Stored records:
+--
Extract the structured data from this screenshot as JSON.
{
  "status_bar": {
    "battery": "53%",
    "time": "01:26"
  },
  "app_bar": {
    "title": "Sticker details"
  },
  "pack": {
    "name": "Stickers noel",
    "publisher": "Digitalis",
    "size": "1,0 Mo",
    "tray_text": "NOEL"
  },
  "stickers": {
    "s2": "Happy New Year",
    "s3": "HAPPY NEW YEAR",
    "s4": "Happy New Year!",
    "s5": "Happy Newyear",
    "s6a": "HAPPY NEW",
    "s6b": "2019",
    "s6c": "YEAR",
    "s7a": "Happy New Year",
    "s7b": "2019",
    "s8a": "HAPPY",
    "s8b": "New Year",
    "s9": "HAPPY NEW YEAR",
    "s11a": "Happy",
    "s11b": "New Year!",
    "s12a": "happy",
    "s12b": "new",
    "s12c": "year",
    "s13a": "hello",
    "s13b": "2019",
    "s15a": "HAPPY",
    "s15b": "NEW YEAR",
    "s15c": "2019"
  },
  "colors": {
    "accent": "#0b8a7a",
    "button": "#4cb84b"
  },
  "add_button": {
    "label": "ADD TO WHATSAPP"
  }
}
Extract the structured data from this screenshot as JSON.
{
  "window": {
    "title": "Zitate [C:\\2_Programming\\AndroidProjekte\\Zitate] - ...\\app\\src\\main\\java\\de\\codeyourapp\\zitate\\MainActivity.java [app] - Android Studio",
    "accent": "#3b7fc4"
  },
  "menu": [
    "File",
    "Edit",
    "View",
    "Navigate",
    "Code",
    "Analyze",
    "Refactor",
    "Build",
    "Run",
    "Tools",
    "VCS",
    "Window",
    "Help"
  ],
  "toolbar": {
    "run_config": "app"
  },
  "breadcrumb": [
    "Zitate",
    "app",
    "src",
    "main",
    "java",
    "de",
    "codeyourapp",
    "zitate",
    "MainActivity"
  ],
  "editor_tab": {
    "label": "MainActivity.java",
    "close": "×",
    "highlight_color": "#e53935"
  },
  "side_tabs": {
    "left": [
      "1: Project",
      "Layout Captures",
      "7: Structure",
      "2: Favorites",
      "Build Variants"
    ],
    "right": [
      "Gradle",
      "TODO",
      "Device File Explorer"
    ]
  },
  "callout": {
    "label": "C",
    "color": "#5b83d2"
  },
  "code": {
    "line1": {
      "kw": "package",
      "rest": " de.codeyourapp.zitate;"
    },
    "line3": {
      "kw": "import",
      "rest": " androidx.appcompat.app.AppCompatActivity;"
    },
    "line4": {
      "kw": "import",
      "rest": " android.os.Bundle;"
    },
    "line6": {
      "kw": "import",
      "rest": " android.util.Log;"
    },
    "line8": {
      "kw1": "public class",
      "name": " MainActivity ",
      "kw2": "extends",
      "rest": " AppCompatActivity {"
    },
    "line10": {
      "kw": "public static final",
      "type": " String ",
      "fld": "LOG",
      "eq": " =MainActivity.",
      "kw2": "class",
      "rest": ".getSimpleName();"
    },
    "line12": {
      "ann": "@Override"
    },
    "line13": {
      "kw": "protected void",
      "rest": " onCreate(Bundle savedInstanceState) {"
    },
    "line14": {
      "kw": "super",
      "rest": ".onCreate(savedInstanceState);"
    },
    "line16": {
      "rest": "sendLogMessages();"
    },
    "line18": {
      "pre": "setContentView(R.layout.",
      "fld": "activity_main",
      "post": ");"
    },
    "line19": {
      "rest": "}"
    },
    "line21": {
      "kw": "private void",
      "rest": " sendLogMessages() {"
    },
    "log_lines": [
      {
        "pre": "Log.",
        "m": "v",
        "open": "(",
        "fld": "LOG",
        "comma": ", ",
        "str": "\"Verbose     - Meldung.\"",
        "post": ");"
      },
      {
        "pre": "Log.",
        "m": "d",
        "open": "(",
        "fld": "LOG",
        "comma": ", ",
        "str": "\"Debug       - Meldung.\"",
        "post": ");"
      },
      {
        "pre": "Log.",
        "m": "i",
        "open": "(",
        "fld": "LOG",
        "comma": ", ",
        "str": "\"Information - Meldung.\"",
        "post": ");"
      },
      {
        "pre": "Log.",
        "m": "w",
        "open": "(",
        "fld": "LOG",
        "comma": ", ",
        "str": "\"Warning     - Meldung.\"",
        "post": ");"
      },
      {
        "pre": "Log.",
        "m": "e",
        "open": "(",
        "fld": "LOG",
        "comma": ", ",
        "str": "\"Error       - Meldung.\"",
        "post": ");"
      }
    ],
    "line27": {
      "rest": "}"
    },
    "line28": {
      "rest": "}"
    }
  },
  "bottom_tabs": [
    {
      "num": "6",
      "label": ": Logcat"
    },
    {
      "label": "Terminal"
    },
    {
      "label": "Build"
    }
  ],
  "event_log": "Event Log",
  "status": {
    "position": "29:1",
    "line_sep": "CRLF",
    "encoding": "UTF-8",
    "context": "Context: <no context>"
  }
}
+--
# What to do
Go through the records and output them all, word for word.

# Answer
Extract the structured data from this screenshot as JSON.
{
  "status_bar": {
    "battery": "53%",
    "time": "01:26"
  },
  "app_bar": {
    "title": "Sticker details"
  },
  "pack": {
    "name": "Stickers noel",
    "publisher": "Digitalis",
    "size": "1,0 Mo",
    "tray_text": "NOEL"
  },
  "stickers": {
    "s2": "Happy New Year",
    "s3": "HAPPY NEW YEAR",
    "s4": "Happy New Year!",
    "s5": "Happy Newyear",
    "s6a": "HAPPY NEW",
    "s6b": "2019",
    "s6c": "YEAR",
    "s7a": "Happy New Year",
    "s7b": "2019",
    "s8a": "HAPPY",
    "s8b": "New Year",
    "s9": "HAPPY NEW YEAR",
    "s11a": "Happy",
    "s11b": "New Year!",
    "s12a": "happy",
    "s12b": "new",
    "s12c": "year",
    "s13a": "hello",
    "s13b": "2019",
    "s15a": "HAPPY",
    "s15b": "NEW YEAR",
    "s15c": "2019"
  },
  "colors": {
    "accent": "#0b8a7a",
    "button": "#4cb84b"
  },
  "add_button": {
    "label": "ADD TO WHATSAPP"
  }
}
Extract the structured data from this screenshot as JSON.
{
  "window": {
    "title": "Zitate [C:\\2_Programming\\AndroidProjekte\\Zitate] - ...\\app\\src\\main\\java\\de\\codeyourapp\\zitate\\MainActivity.java [app] - Android Studio",
    "accent": "#3b7fc4"
  },
  "menu": [
    "File",
    "Edit",
    "View",
    "Navigate",
    "Code",
    "Analyze",
    "Refactor",
    "Build",
    "Run",
    "Tools",
    "VCS",
    "Window",
    "Help"
  ],
  "toolbar": {
    "run_config": "app"
  },
  "breadcrumb": [
    "Zitate",
    "app",
    "src",
    "main",
    "java",
    "de",
    "codeyourapp",
    "zitate",
    "MainActivity"
  ],
  "editor_tab": {
    "label": "MainActivity.java",
    "close": "×",
    "highlight_color": "#e53935"
  },
  "side_tabs": {
    "left": [
      "1: Project",
      "Layout Captures",
      "7: Structure",
      "2: Favorites",
      "Build Variants"
    ],
    "right": [
      "Gradle",
      "TODO",
      "Device File Explorer"
    ]
  },
  "callout": {
    "label": "C",
    "color": "#5b83d2"
  },
  "code": {
    "line1": {
      "kw": "package",
      "rest": " de.codeyourapp.zitate;"
    },
    "line3": {
      "kw": "import",
      "rest": " androidx.appcompat.app.AppCompatActivity;"
    },
    "line4": {
      "kw": "import",
      "rest": " android.os.Bundle;"
    },
    "line6": {
      "kw": "import",
      "rest": " android.util.Log;"
    },
    "line8": {
      "kw1": "public class",
      "name": " MainActivity ",
      "kw2": "extends",
      "rest": " AppCompatActivity {"
    },
    "line10": {
      "kw": "public static final",
      "type": " String ",
      "fld": "LOG",
      "eq": " =MainActivity.",
      "kw2": "class",
      "rest": ".getSimpleName();"
    },
    "line12": {
      "ann": "@Override"
    },
    "line13": {
      "kw": "protected void",
      "rest": " onCreate(Bundle savedInstanceState) {"
    },
    "line14": {
      "kw": "super",
      "rest": ".onCreate(savedInstanceState);"
    },
    "line16": {
      "rest": "sendLogMessages();"
    },
    "line18": {
      "pre": "setContentView(R.layout.",
      "fld": "activity_main",
      "post": ");"
    },
    "line19": {
      "rest": "}"
    },
    "line21": {
      "kw": "private void",
      "rest": " sendLogMessages() {"
    },
    "log_lines": [
      {
        "pre": "Log.",
        "m": "v",
        "open": "(",
        "fld": "LOG",
        "comma": ", ",
        "str": "\"Verbose     - Meldung.\"",
        "post": ");"
      },
      {
        "pre": "Log.",
        "m": "d",
        "open": "(",
        "fld": "LOG",
        "comma": ", ",
        "str": "\"Debug       - Meldung.\"",
        "post": ");"
      },
      {
        "pre": "Log.",
        "m": "i",
        "open": "(",
        "fld": "LOG",
        "comma": ", ",
        "str": "\"Information - Meldung.\"",
        "post": ");"
      },
      {
        "pre": "Log.",
        "m": "w",
        "open": "(",
        "fld": "LOG",
        "comma": ", ",
        "str": "\"Warning     - Meldung.\"",
        "post": ");"
      },
      {
        "pre": "Log.",
        "m": "e",
        "open": "(",
        "fld": "LOG",
        "comma": ", ",
        "str": "\"Error       - Meldung.\"",
        "post": ");"
      }
    ],
    "line27": {
      "rest": "}"
    },
    "line28": {
      "rest": "}"
    }
  },
  "bottom_tabs": [
    {
      "num": "6",
      "label": ": Logcat"
    },
    {
      "label": "Terminal"
    },
    {
      "label": "Build"
    }
  ],
  "event_log": "Event Log",
  "status": {
    "position": "29:1",
    "line_sep": "CRLF",
    "encoding": "UTF-8",
    "context": "Context: <no context>"
  }
}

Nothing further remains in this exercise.